Non-hydro renewables were responsible for 10.7 percent of total U.S. generation and 2.3 percent of total public power generation in 2019. The main challenges facing non-hydro power renewables are the intermittent nature of wind and the sun; the need to have them backed up with baseload generation (typically natural gas); limited access to transmission lines; and financing. Concerns about integrating wind have arisen because the wind often blows when demand is not high, which thereby requires a ratcheting down of other resources that can often be uneconomic and cause stresses to the operation of a regional or sub-regional system. Some of these challenges may be mitigated in the future as more energy storage technologies are deployed. The benefits of renewable resources include that most of them do not emit pollutants or CO2 and their ongoing fuel costs are low or non-existent.


Oil was responsible for 0.4 percent of total U.S. generation and 0.2 percent of total public power generation in 2019. In the continental United States, oil is primarily used for emergencies, peak shaving, and as a source of backup generation in times of high electricity demand. It is also used as baseload generation in areas that have limited access to other generation resources, such as Alaska and Hawaii, and the territories of the United States. (Note however, that the latter are not included in EIA’s data.)

Distributed Generation

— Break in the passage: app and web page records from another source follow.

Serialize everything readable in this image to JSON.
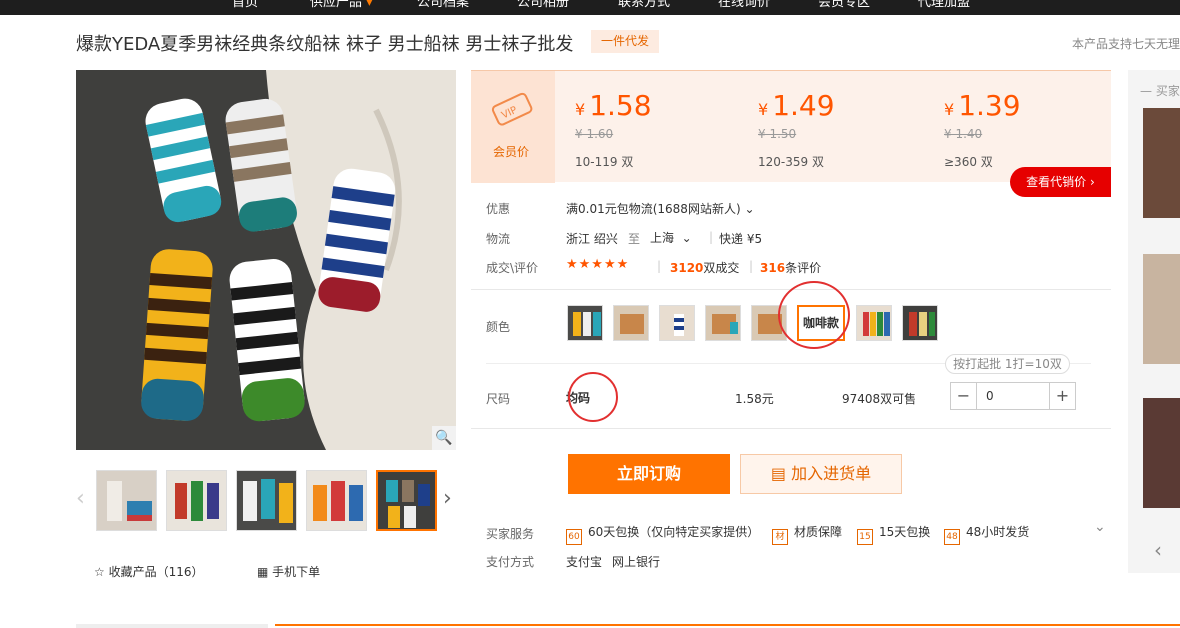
{
  "nav": {
    "items": [
      "首页",
      "供应产品",
      "公司档案",
      "公司相册",
      "联系方式",
      "在线询价",
      "会员专区",
      "代理加盟"
    ],
    "active_index": 1
  },
  "product": {
    "title": "爆款YEDA夏季男袜经典条纹船袜 袜子 男士船袜 男士袜子批发",
    "badge": "一件代发",
    "right_note": "本产品支持七天无理"
  },
  "gallery": {
    "thumb_count": 5,
    "selected_thumb": 4
  },
  "actions": {
    "favorite_label": "收藏产品（116）",
    "mobile_order_label": "手机下单"
  },
  "pricing": {
    "vip_label": "会员价",
    "tiers": [
      {
        "price": "1.58",
        "original": "¥ 1.60",
        "range": "10-119 双"
      },
      {
        "price": "1.49",
        "original": "¥ 1.50",
        "range": "120-359 双"
      },
      {
        "price": "1.39",
        "original": "¥ 1.40",
        "range": "≥360 双"
      }
    ],
    "currency": "¥",
    "agent_price_button": "查看代销价"
  },
  "info": {
    "promo_label": "优惠",
    "promo_value": "满0.01元包物流(1688网站新人)",
    "logistics_label": "物流",
    "from": "浙江 绍兴",
    "to_word": "至",
    "to": "上海",
    "shipping": "快递 ¥5",
    "deals_label": "成交\\评价",
    "stars": "★★★★★",
    "deals_count": "3120",
    "deals_suffix": "双成交",
    "reviews_count": "316",
    "reviews_suffix": "条评价"
  },
  "color": {
    "label": "颜色",
    "selected_text": "咖啡款"
  },
  "size": {
    "label": "尺码",
    "value": "均码",
    "price": "1.58元",
    "stock": "97408双可售",
    "tip": "按打起批 1打=10双",
    "qty_value": "0"
  },
  "buttons": {
    "buy": "立即订购",
    "cart": "加入进货单"
  },
  "services": {
    "label": "买家服务",
    "items": [
      {
        "icon": "60",
        "text": "60天包换（仅向特定买家提供）"
      },
      {
        "icon": "材",
        "text": "材质保障"
      },
      {
        "icon": "15",
        "text": "15天包换"
      },
      {
        "icon": "48",
        "text": "48小时发货"
      }
    ],
    "payment_label": "支付方式",
    "payment_methods": [
      "支付宝",
      "网上银行"
    ]
  },
  "side": {
    "title": "买家"
  },
  "colors": {
    "accent": "#ff7300",
    "price": "#ff5500",
    "red": "#e60000",
    "annotation": "#e23030"
  }
}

Interest in distributed generation (DG) has increased over the last few years. As of September 2020, 26,505.8 MWh of distributed solar capacity have been installed in the United States. DG is power produced at the point of consumption. More than 90 percent of DG is rooftop solar, but it can include small wind turbines, combined heat and power, fuel cells, microturbines, and other sources. Under a policy called net-metering, customers with on-site generation are credited for the amount of kilowatt-hour sales sold back to the distribution grid. This rate can vary per utility, but is generally set the at the retail rate, as opposed to the wholesale rate, which is the rate utilities use to purchase power for their customers.

Due to this rate structure, concerns have arisen that net metering customers are not paying their fair share of the costs of keeping the grid operating safely and reliably. DG also has operational issues that pose challenges for utilities, such as maintenance of electric grid system balance, safety issues for line-workers, load forecasting impairment, and increased strain on the distribution system. Potential benefits of DG include the need to build less new generation, reduced air pollution and greenhouse gas emissions, and in some cases, mitigation against outages on the distribution grid. For more information on DG, see APPA’s issue brief, “Distributed Energy Resources.”

APPA Position

Every fuel type has its advantages and disadvantages that require substantial risk management planning. Therefore, it is very important for today’s electric utilities (where possible) to have a balanced generating portfolio with multiple fuel types. An over-reliance on one fuel can and will create potential risk that could substantially increase prices to consumers and reduce reliability. APPA supports federal policies that support and promote such fuel diversity in electric generation.